The Balfour Declaration “was the product of neither military nor diplomatic interests but of prejudice...and sleight of hand. The men who sired it were Christian and Zionist and, in many cases, anti-Semitic. They believed the "Jews controlled the world.”
Britain’s belief in the mystical power of “the Jews” overrode reality, and it was on the basis of such spurious considerations that Britain took the momentous decision to sponsor the Zionist cause."
- Oh what a tangled web we weave,
- When first we practise to deceive!
- Sir Walter Scott, Marmion, Canto vi. Stanza 17.
Scottish author & novelist (1771 - 1832)
'The task is not to cross the sea, nor to undertake a lengthy pilgrimage... both when we come to church and when we stay at home, let us earnestly call on God.'Nevertheless, the visit of Constantine's mother (Helena) to Palestine toward the end of the fourth century ensured that a pilgrimage to the Holy Land became a fashionable as well as a religious duty. Despite the costs, hazards and arduous nature of such a journey, pilgrims increasingly traveled to the Holy Land to do penance, to obtain redemption from serious crimes, and to secure relics for their churches.
"She pulled up to the Bethlehem checkpoint run by the Israeli border police to the south of Jerusalem in a mini-van with her husband, Todd, her assistant and Israeli guides.
"None of the occupants left the car nor did they speak to the police officers at the checkpoint, according to photographers at the scene. They then turned around and drove away.
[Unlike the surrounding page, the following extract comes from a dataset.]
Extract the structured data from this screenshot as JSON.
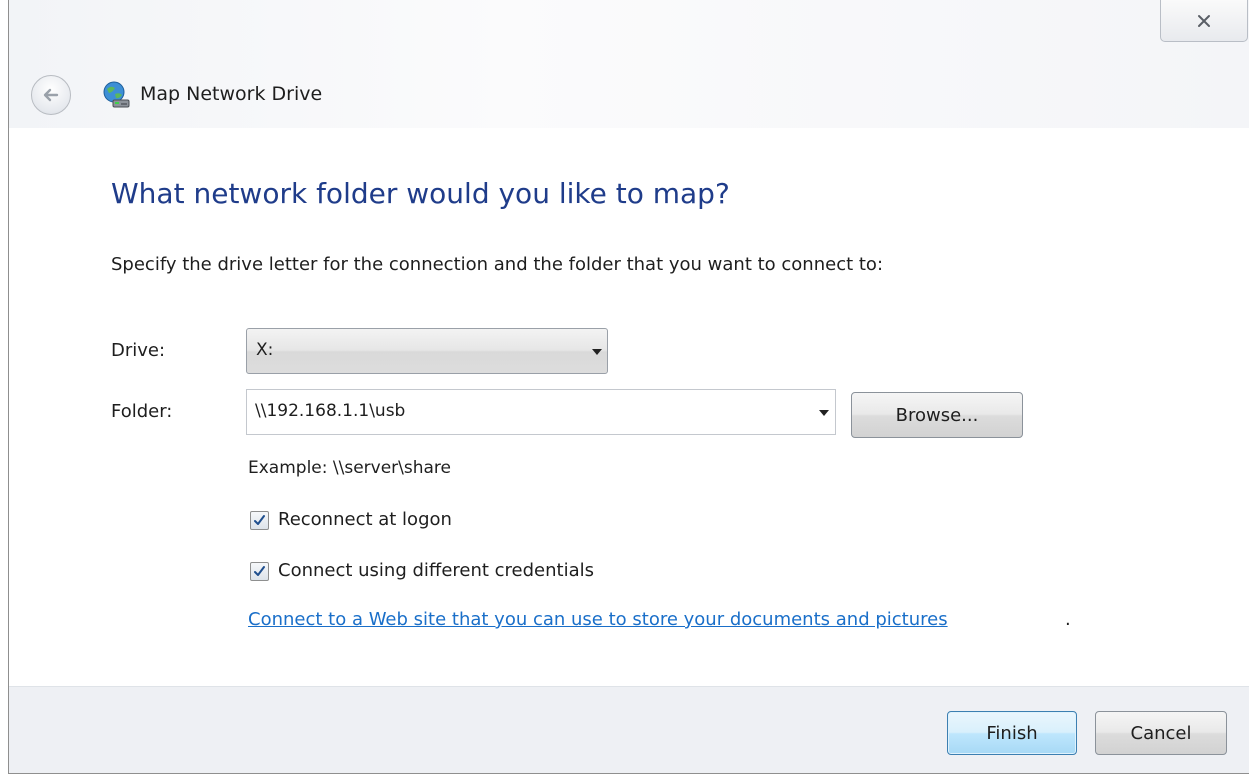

A spokesman for the Israeli police said there was no incident at the checkpoint and a spokesman for the Israeli army said that Palin's group had not coordinated a visit to the occupied Palestinian territory.
"Tourists need to carry passports to cross checkpoints into the occupied Palestinian territory and Israelis are not normally permitted to enter areas controlled by the Palestinian Authority, such as Bethlehem."